Here at the A.V. Club, we've long bandied about the idea of writing an article called "Comic Books: They're Just For Kids Now" to spoof all those asinine "Comic Books: They're Not Just For Kids Anymore!" pieces. Not only is Batman & Robin targeted blatantly at children, but it actually seems pitched at the pre-verbal. Look at all the bright colors! Look at the silly men in their silly costumes! Marvel as shiny stuff flies across the screen and blows up real good! Give yourself over to the mindless, brain-clouding sugar rush of empty spectacle!

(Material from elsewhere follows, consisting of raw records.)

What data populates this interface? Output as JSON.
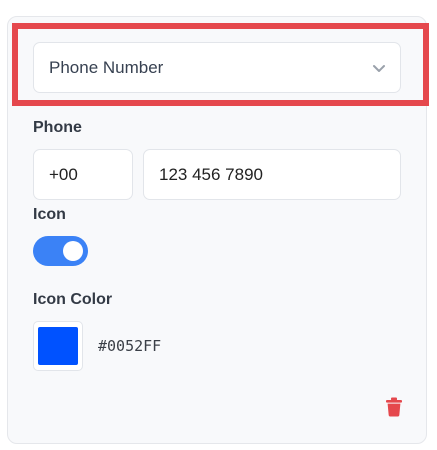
{
  "type_select": {
    "value": "Phone Number",
    "chevron_icon": "chevron-down-icon"
  },
  "phone": {
    "label": "Phone",
    "country_code": "+00",
    "number": "123 456 7890"
  },
  "icon": {
    "label": "Icon",
    "enabled": true
  },
  "icon_color": {
    "label": "Icon Color",
    "hex": "#0052FF"
  },
  "colors": {
    "accent": "#3B82F6",
    "highlight": "#E5484D",
    "delete": "#E5484D"
  },
  "actions": {
    "delete_icon": "trash-icon"
  }
}
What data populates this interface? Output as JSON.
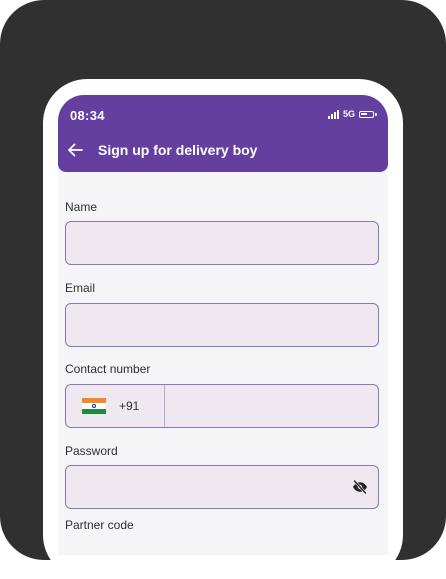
{
  "status_bar": {
    "time": "08:34",
    "network": "5G",
    "signal_icon": "signal-bars-icon",
    "battery_icon": "battery-icon"
  },
  "app_bar": {
    "title": "Sign up for delivery boy",
    "back_icon": "arrow-left-icon",
    "color": "#643f9f"
  },
  "form": {
    "name_label": "Name",
    "name_value": "",
    "email_label": "Email",
    "email_value": "",
    "contact_label": "Contact number",
    "country_flag_icon": "india-flag-icon",
    "dial_code": "+91",
    "contact_value": "",
    "password_label": "Password",
    "password_value": "",
    "password_toggle_icon": "eye-off-icon",
    "partner_label": "Partner code"
  }
}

Though hype and marketing ensured a decent gross, bad buzz and devastating word of mouth killed off this incarnation of the Batman series, a franchise that began so promisingly yet sunk to such risible depths that Christopher Nolan had to start over again for Batman Begins, a dark, intense film that functioned as the antithesis to Schumacher's leaden camp.
Now at this point you might be wondering if I'm being a little hard on Batman & Robin. Isn't it ultimately just a goofy comic book movie for kids? Alas, I'm afraid my condition–being an incorrigible smartass with an innate prejudice against films that are total crap–has left me COLD to your pleas for mercy.
Failure, Fiasco or Secret Success: Failure